## Task directions
Without including any pictures, write out all the entries exactly.

** Provided records follows **

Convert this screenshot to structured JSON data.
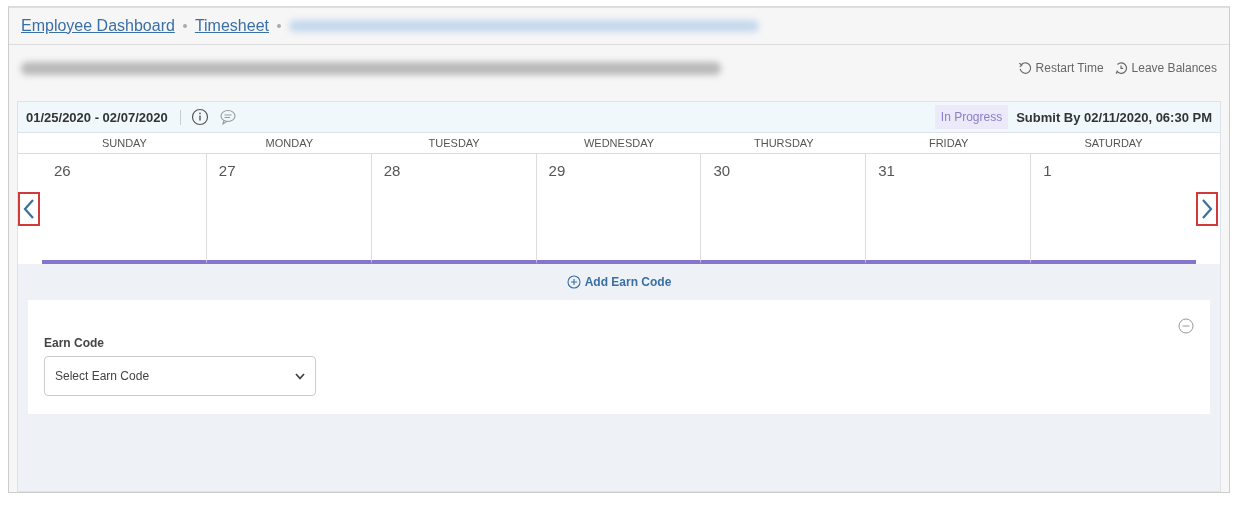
{
  "breadcrumb": [
    {
      "label": "Employee Dashboard"
    },
    {
      "label": "Timesheet"
    }
  ],
  "header": {
    "actions": [
      {
        "label": "Restart Time"
      },
      {
        "label": "Leave Balances"
      }
    ]
  },
  "period": {
    "range": "01/25/2020 - 02/07/2020",
    "status": "In Progress",
    "submit_by": "Submit By 02/11/2020, 06:30 PM"
  },
  "days": [
    {
      "name": "SUNDAY",
      "date": "26"
    },
    {
      "name": "MONDAY",
      "date": "27"
    },
    {
      "name": "TUESDAY",
      "date": "28"
    },
    {
      "name": "WEDNESDAY",
      "date": "29"
    },
    {
      "name": "THURSDAY",
      "date": "30"
    },
    {
      "name": "FRIDAY",
      "date": "31"
    },
    {
      "name": "SATURDAY",
      "date": "1"
    }
  ],
  "add_button": "Add Earn Code",
  "earn_code": {
    "label": "Earn Code",
    "placeholder": "Select Earn Code"
  }
}
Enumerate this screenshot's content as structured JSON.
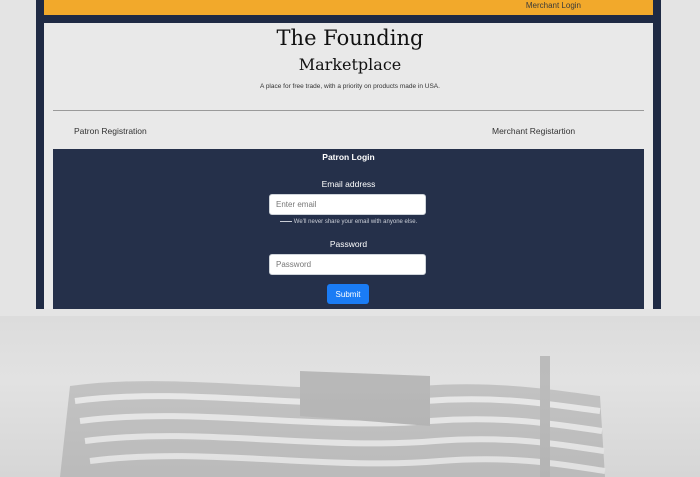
{
  "header": {
    "merchant_login": "Merchant Login"
  },
  "brand": {
    "title_line1": "The Founding",
    "title_line2": "Marketplace",
    "tagline": "A place for free trade, with a priority on products made in USA."
  },
  "nav": {
    "patron_registration": "Patron Registration",
    "merchant_registration": "Merchant Registartion"
  },
  "login": {
    "title": "Patron Login",
    "email_label": "Email address",
    "email_placeholder": "Enter email",
    "email_help": "We'll never share your email with anyone else.",
    "password_label": "Password",
    "password_placeholder": "Password",
    "submit_label": "Submit"
  },
  "colors": {
    "accent_bar": "#f2a92b",
    "frame": "#1f2a44",
    "login_panel": "#25304a",
    "submit_button": "#1a7cf5"
  }
}
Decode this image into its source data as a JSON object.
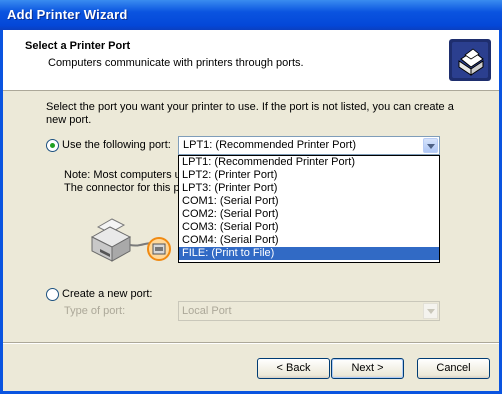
{
  "window": {
    "title": "Add Printer Wizard"
  },
  "header": {
    "title": "Select a Printer Port",
    "subtitle": "Computers communicate with printers through ports."
  },
  "instructions": "Select the port you want your printer to use.  If the port is not listed, you can create a new port.",
  "use_port": {
    "label": "Use the following port:",
    "selected": true,
    "combo_value": "LPT1: (Recommended Printer Port)",
    "options": [
      "LPT1: (Recommended Printer Port)",
      "LPT2: (Printer Port)",
      "LPT3: (Printer Port)",
      "COM1: (Serial Port)",
      "COM2: (Serial Port)",
      "COM3: (Serial Port)",
      "COM4: (Serial Port)",
      "FILE: (Print to File)"
    ],
    "highlighted_option": "FILE: (Print to File)"
  },
  "note": {
    "line1": "Note: Most computers u",
    "line2": "The connector for this p"
  },
  "create_port": {
    "label": "Create a new port:",
    "selected": false,
    "type_label": "Type of port:",
    "type_value": "Local Port"
  },
  "buttons": {
    "back": "< Back",
    "next": "Next >",
    "cancel": "Cancel"
  },
  "colors": {
    "title_bar": "#0a54e0",
    "selection": "#316ac5",
    "dialog_bg": "#ece9d8"
  }
}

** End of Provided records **

## Task result
Convert this screenshot to structured JSON data.
{
  "breadcrumb": [
    {
      "label": "Employee Dashboard"
    },
    {
      "label": "Timesheet"
    }
  ],
  "header": {
    "actions": [
      {
        "label": "Restart Time"
      },
      {
        "label": "Leave Balances"
      }
    ]
  },
  "period": {
    "range": "01/25/2020 - 02/07/2020",
    "status": "In Progress",
    "submit_by": "Submit By 02/11/2020, 06:30 PM"
  },
  "days": [
    {
      "name": "SUNDAY",
      "date": "26"
    },
    {
      "name": "MONDAY",
      "date": "27"
    },
    {
      "name": "TUESDAY",
      "date": "28"
    },
    {
      "name": "WEDNESDAY",
      "date": "29"
    },
    {
      "name": "THURSDAY",
      "date": "30"
    },
    {
      "name": "FRIDAY",
      "date": "31"
    },
    {
      "name": "SATURDAY",
      "date": "1"
    }
  ],
  "add_button": "Add Earn Code",
  "earn_code": {
    "label": "Earn Code",
    "placeholder": "Select Earn Code"
  }
}
Enumerate this screenshot's content as structured JSON.
{
  "header": {
    "merchant_login": "Merchant Login"
  },
  "brand": {
    "title_line1": "The Founding",
    "title_line2": "Marketplace",
    "tagline": "A place for free trade, with a priority on products made in USA."
  },
  "nav": {
    "patron_registration": "Patron Registration",
    "merchant_registration": "Merchant Registartion"
  },
  "login": {
    "title": "Patron Login",
    "email_label": "Email address",
    "email_placeholder": "Enter email",
    "email_help": "We'll never share your email with anyone else.",
    "password_label": "Password",
    "password_placeholder": "Password",
    "submit_label": "Submit"
  },
  "colors": {
    "accent_bar": "#f2a92b",
    "frame": "#1f2a44",
    "login_panel": "#25304a",
    "submit_button": "#1a7cf5"
  }
}
Decode this image into its source data as a JSON object.
{
  "window": {
    "title": "Add Printer Wizard"
  },
  "header": {
    "title": "Select a Printer Port",
    "subtitle": "Computers communicate with printers through ports."
  },
  "instructions": "Select the port you want your printer to use.  If the port is not listed, you can create a new port.",
  "use_port": {
    "label": "Use the following port:",
    "selected": true,
    "combo_value": "LPT1: (Recommended Printer Port)",
    "options": [
      "LPT1: (Recommended Printer Port)",
      "LPT2: (Printer Port)",
      "LPT3: (Printer Port)",
      "COM1: (Serial Port)",
      "COM2: (Serial Port)",
      "COM3: (Serial Port)",
      "COM4: (Serial Port)",
      "FILE: (Print to File)"
    ],
    "highlighted_option": "FILE: (Print to File)"
  },
  "note": {
    "line1": "Note: Most computers u",
    "line2": "The connector for this p"
  },
  "create_port": {
    "label": "Create a new port:",
    "selected": false,
    "type_label": "Type of port:",
    "type_value": "Local Port"
  },
  "buttons": {
    "back": "< Back",
    "next": "Next >",
    "cancel": "Cancel"
  },
  "colors": {
    "title_bar": "#0a54e0",
    "selection": "#316ac5",
    "dialog_bg": "#ece9d8"
  }
}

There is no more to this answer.